7. “Don’t Think Twice”
As soon as you hear the premise — an indie drama about a troupe of improv comics in New York City — you think, “Okay, that sounds really small.” But the beauty of Mike Birbiglia’s second feature, apart from how fantastically written and acted it is (especially its acid inside satire of “Saturday Night Live”), is that it captures, as much as “La La Land” or the career of Arcade Fire, the struggle to keep the candle of bohemia burning in a world of corporate entertainment.

8. “Snowden”
What if Oliver Stone made his most galvanizing film in 20 years, and nobody gave a damn? “Snowden” was written off as a middle-of-the-road, old-news triviality, yet it tells a story even “Citizenfour” didn’t: how the new surveillance state evolved — what it looks like, how it works, and (most subtly, since it’s something that a lot of critics didn’t get) why it’s probably not going away. As Edward Snowden, the lonely young hacker in the thick of it, Joseph Gordon-Levitt isn’t just a whistleblower hero. He’s our tersely captivating tour guide through the new Orwellian house of mirrors.

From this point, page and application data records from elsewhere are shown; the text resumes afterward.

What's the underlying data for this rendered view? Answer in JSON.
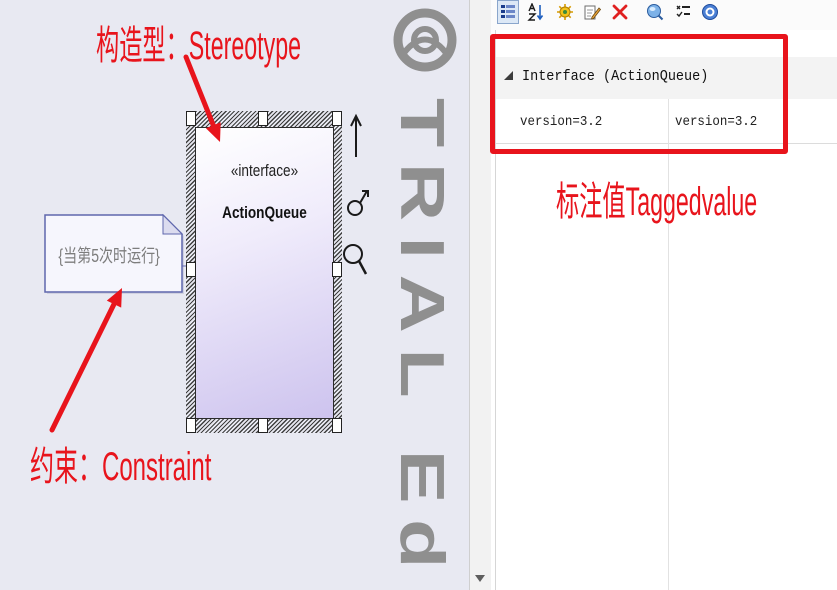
{
  "annotations": {
    "stereotype_label": "构造型：Stereotype",
    "constraint_label": "约束：Constraint",
    "tagged_value_label": "标注值Taggedvalue",
    "color": "#e8141c"
  },
  "diagram": {
    "background": "#e8e9f2",
    "interface_element": {
      "stereotype": "«interface»",
      "name": "ActionQueue",
      "selected": true,
      "fill_end_color": "#cdc3ee"
    },
    "constraint_note": {
      "text": "{当第5次时运行}"
    },
    "quick_linker": {
      "icons": [
        "up-arrow-icon",
        "link-shape-icon",
        "magnifier-icon"
      ]
    },
    "watermark": {
      "text": "TRIAL Ed",
      "logo_icon": "watermark-logo-icon"
    },
    "scrollbar": {
      "down_icon": "scroll-down-arrow-icon"
    }
  },
  "tagged_values_panel": {
    "toolbar": {
      "icons": [
        "categorized-view-icon",
        "sort-alphabetical-icon",
        "new-tag-icon",
        "edit-tag-icon",
        "delete-tag-icon",
        "tag-properties-icon",
        "filter-tags-icon",
        "help-icon"
      ]
    },
    "group": {
      "expander_icon": "collapse-triangle-icon",
      "title": "Interface (ActionQueue)",
      "rows": [
        {
          "tag": "version=3.2",
          "value": "version=3.2"
        }
      ]
    }
  }
}
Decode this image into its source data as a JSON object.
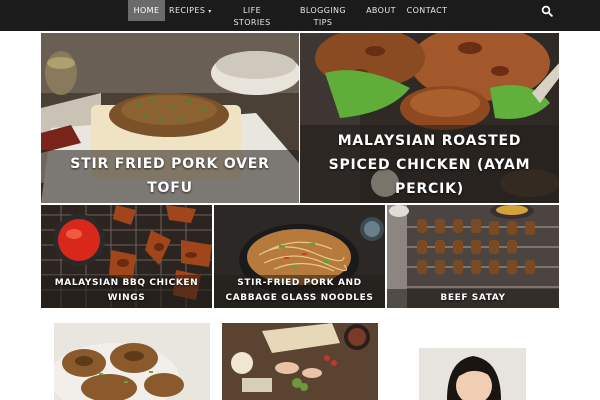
{
  "nav": {
    "items": [
      {
        "label": "Home",
        "active": true
      },
      {
        "label": "Recipes",
        "has_dropdown": true
      },
      {
        "label": "Life",
        "label2": "Stories"
      },
      {
        "label": "Blogging",
        "label2": "Tips"
      },
      {
        "label": "About"
      },
      {
        "label": "Contact"
      }
    ],
    "dropdown_glyph": "▾",
    "search_icon": "search-icon",
    "colors": {
      "bar": "#1b1b1b",
      "active": "#6b6b6b",
      "text": "#e6e6e6"
    }
  },
  "featured": [
    {
      "title_lines": [
        "STIR FRIED PORK OVER",
        "TOFU"
      ]
    },
    {
      "title_lines": [
        "MALAYSIAN ROASTED",
        "SPICED CHICKEN (AYAM",
        "PERCIK)"
      ]
    }
  ],
  "row2": [
    {
      "title_lines": [
        "MALAYSIAN BBQ CHICKEN",
        "WINGS"
      ]
    },
    {
      "title_lines": [
        "STIR-FRIED PORK AND",
        "CABBAGE GLASS NOODLES"
      ]
    },
    {
      "title_lines": [
        "BEEF SATAY"
      ]
    }
  ]
}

9. “Deadpool
At this point, it’s no trick to concoct a franchise superhero movie that delivers the action/eye-popping/saving-the-world goods. But how do you make one that’s genuinely out-of-the-box thrilling? You do it by giving us an anti-superhero (Ryan Reynolds) with a face like the Phantom of the Opera, an attitude darker than Jean-Paul Sartre’s, and a wit like rusty barb wire. And you do it by having the movie itself mirror his cutthroat bravura: Tim Miller, in his first feature, directs with a zigzag nihilistic flash that makes every scene a surprise.

10. “Patriots Day”
Peter Berg’s film about the Boston Marathon bombing is the most riveting Hollywood docudrama to emerge from the post-9/11 world since “United 93,” and that’s not a coincidence, since Berg creates his own version of Paul Greengrass’s awesomely sprawling and spontaneous you-are-there aesthetic. The depiction of the bombing is profoundly suspenseful in its terror and horror, and the search for the perpetrators (who are portrayed as louts with a grudge) results in a gripping procedural that climaxes with an action sequence that will leave you drop-jawed.

Click here for Variety Chief Film Critic Peter Debruge’s top 10 films of 2016.